To stem the lively Protestant campaign, which, using the national language, was trying to attract Lithuania into the orbit of Protestantism, the Catholic bishop Melchiorre Giedraitis (1577-1609) suggested to Canon Mykolas Daukša to publish a catechism and a collection of his sermons, to which the prelate added a preface, which remains one of the most interesting documents of the revival of the Lithuanian language. This preface stigmatizes with warm arguments the bad habit established among the nobles to use the Polish language, and among other things it is said that “whoever destroys the beautiful chain of love that is a language for the state, suddenly puts an end to harmony, to unity, to loving union; after which all that remains is darkness, chaos, despair and death “. For Lithuania 2015, please check

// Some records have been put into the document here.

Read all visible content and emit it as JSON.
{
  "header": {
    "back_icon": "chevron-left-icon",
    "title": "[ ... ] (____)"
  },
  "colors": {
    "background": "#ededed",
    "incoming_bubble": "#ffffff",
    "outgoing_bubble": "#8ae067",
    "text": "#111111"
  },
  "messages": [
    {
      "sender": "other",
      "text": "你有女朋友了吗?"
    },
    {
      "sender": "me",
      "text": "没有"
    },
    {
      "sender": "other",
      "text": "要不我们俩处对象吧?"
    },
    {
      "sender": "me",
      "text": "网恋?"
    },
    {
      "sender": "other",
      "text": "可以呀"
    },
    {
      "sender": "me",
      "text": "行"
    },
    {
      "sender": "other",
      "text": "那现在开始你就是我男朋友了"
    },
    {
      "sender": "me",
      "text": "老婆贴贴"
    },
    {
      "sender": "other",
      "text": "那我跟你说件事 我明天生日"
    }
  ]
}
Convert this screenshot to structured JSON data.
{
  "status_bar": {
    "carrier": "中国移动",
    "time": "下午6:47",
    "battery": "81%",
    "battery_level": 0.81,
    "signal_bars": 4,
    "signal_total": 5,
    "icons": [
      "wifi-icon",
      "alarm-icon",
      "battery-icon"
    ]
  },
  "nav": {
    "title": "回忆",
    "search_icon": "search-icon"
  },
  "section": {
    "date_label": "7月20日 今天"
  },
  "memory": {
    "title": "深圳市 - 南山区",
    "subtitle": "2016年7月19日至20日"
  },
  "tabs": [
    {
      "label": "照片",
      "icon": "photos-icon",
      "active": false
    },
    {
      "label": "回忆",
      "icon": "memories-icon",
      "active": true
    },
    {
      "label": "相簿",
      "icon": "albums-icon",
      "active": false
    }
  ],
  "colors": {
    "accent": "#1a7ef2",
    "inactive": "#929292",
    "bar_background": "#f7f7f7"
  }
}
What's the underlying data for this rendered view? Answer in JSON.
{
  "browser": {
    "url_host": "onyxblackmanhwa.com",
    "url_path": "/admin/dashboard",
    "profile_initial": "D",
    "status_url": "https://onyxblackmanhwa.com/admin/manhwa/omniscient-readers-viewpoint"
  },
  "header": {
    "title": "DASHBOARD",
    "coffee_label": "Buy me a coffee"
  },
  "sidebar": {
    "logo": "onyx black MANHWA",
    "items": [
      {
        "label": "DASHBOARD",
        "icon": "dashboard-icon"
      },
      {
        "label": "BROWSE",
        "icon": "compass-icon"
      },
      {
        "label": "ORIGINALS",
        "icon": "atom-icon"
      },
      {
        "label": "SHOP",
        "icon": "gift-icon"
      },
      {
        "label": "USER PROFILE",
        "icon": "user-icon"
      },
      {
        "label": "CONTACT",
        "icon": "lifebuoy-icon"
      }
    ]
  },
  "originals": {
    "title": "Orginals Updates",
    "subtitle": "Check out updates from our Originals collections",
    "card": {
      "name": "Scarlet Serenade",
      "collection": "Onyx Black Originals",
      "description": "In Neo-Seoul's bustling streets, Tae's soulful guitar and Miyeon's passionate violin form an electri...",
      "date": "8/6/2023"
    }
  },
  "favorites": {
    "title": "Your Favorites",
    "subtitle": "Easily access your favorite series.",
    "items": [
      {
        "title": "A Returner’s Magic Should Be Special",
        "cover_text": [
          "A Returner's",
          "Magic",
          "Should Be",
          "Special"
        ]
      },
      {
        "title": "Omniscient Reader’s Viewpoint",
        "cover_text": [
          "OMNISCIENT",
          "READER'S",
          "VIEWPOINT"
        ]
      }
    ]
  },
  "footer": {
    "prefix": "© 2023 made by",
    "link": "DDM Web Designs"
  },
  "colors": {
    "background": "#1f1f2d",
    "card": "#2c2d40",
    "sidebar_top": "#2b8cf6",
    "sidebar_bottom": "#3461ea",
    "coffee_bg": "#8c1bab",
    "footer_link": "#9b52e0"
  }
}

But the warning of the canon of Samogitia did not succeed in destroying the dualism that had by now been produced in Lithuania among the nobles who, while retaining national spirits and intentions, would have wanted the country to resign itself to the use of the Pole, and the people who remained faithful to your own language. In support of this second wholly Lithuanian current, as the elements of knowledge become accessible to the masses, new champions come mostly from the popular class. Thus in the seventeenth century the country’s aspirations towards a greater linguistic and literary awareness are refined and clarified while remaining in the context of religious competition between Protestants and Catholics who continue to compete in using Lithuanian as a language accessible to the people. Yes the publication of grammars and dictionary begins. In Vilna the Jesuit Constantine Sirvydas (1564-1631) in addition to his sermons publishes a Dictionarium trium linguarum, a grammar, and, in 1629, a study of Lithuanian dialects. He is echoed from Tilsit, in East Prussia, by the Protestant pastor Daniele Klein (1610-1666) with the publication of a Lithuanian grammar and a Compendium lituanicum germanicum. Nor should we forget a collection of Calvinist hymns by an anonymous and dedicated to Prince Janus Radzivill as “defender and protector of Calvin’s church and staunch defender of the oppressed fatherland”.

The writings of the century. XVIII and the first half of the century. XIX are gradually detached from previous models. They are increasingly affected by the Germanic influence in the territory of Memel and in East Prussia while retaining the Polish imprint in greater Lithuania. Foreign influence is becoming more and more overbearing and partly annihilates the impetus that the previous century had given to the rebirth of a Lithuanian culture proper.

However, we must mention the works of the two Rūgys father and son, better known by the Germanized name of Ruhig, that is a grammar and a study on the principles of the language (1745-1747). The father Ruhig also left one of the first collections of dainos with German translation, a collection which, through the mention of Lessing and Herder, was praised by Goethe in a study on Slavic and Baltic folklore. A special place in all Lithuanian literature deserves the great poet of minor Lithuania Cristiano Duonelaitis (1714-89) for his poem in hexameter Metai (The Seasons).

Lithuania Literature

Comments are closed.